**WHAT YOU HAVE TO DO**
Go line by line through the records and tally those that include "screenshot". Respond with the tally only.

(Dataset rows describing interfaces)
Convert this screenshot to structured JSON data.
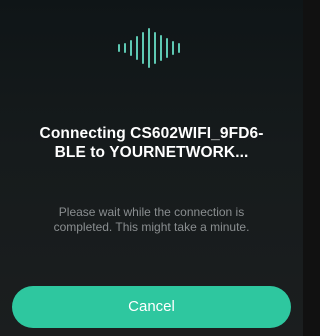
{
  "dialog": {
    "title_line1": "Connecting CS602WIFI_9FD6-",
    "title_line2": "BLE to  YOURNETWORK...",
    "message_line1": "Please wait while the connection is",
    "message_line2": "completed. This might take a minute.",
    "cancel_label": "Cancel"
  },
  "icons": {
    "waveform": "sound-wave-icon"
  },
  "colors": {
    "accent": "#2ec79f",
    "waveform": "#5ec9b3",
    "background": "#161b1c",
    "message_text": "#8a8e90"
  }
}
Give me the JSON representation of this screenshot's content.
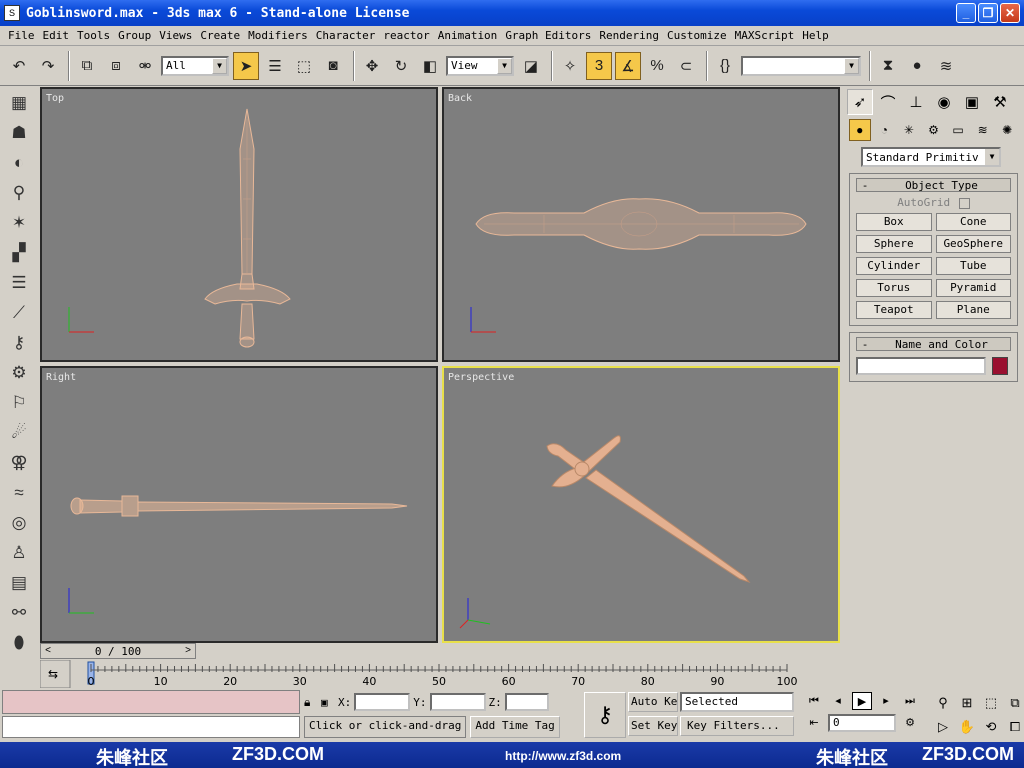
{
  "window": {
    "title": "Goblinsword.max - 3ds max 6 - Stand-alone License",
    "buttons": [
      "_",
      "❐",
      "✕"
    ]
  },
  "menu": [
    "File",
    "Edit",
    "Tools",
    "Group",
    "Views",
    "Create",
    "Modifiers",
    "Character",
    "reactor",
    "Animation",
    "Graph Editors",
    "Rendering",
    "Customize",
    "MAXScript",
    "Help"
  ],
  "toolbar": {
    "selection_filter": "All",
    "reference_coord": "View",
    "named_selection": "",
    "snap_label": "3",
    "icons": [
      "undo-icon",
      "redo-icon",
      "select-link-icon",
      "unlink-icon",
      "bind-space-warp-icon",
      "select-object-icon",
      "select-by-name-icon",
      "rect-region-icon",
      "window-crossing-icon",
      "move-icon",
      "rotate-icon",
      "scale-icon",
      "pivot-icon",
      "manipulate-icon",
      "snap-toggle-icon",
      "angle-snap-icon",
      "percent-snap-icon",
      "spinner-snap-icon",
      "edit-named-selection-icon",
      "mirror-icon",
      "align-icon",
      "layer-manager-icon"
    ]
  },
  "viewports": {
    "top": {
      "label": "Top"
    },
    "back": {
      "label": "Back"
    },
    "right": {
      "label": "Right"
    },
    "perspective": {
      "label": "Perspective"
    }
  },
  "command_panel": {
    "primitive_type": "Standard Primitiv",
    "object_type": {
      "title": "Object Type",
      "autogrid": "AutoGrid",
      "buttons": [
        "Box",
        "Cone",
        "Sphere",
        "GeoSphere",
        "Cylinder",
        "Tube",
        "Torus",
        "Pyramid",
        "Teapot",
        "Plane"
      ]
    },
    "name_color": {
      "title": "Name and Color",
      "value": "",
      "color": "#9a1030"
    }
  },
  "time": {
    "frame_display": "0 / 100",
    "ticks": [
      "0",
      "10",
      "20",
      "30",
      "40",
      "50",
      "60",
      "70",
      "80",
      "90",
      "100"
    ]
  },
  "status": {
    "prompt": "Click or click-and-drag",
    "add_time_tag": "Add Time Tag",
    "x_label": "X:",
    "y_label": "Y:",
    "z_label": "Z:",
    "auto_key": "Auto Key",
    "set_key": "Set Key",
    "selected": "Selected",
    "key_filters": "Key Filters...",
    "current_frame": "0"
  },
  "watermark": {
    "left_brand": "朱峰社区",
    "left_site": "ZF3D.COM",
    "url": "http://www.zf3d.com",
    "right_brand": "朱峰社区",
    "right_site": "ZF3D.COM"
  },
  "colors": {
    "mesh": "#e8b898",
    "viewport_bg": "#7e7e7e",
    "active_border": "#e8e04a",
    "title_bar": "#0a4ad8"
  }
}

**REPLY TO THE TASK**
2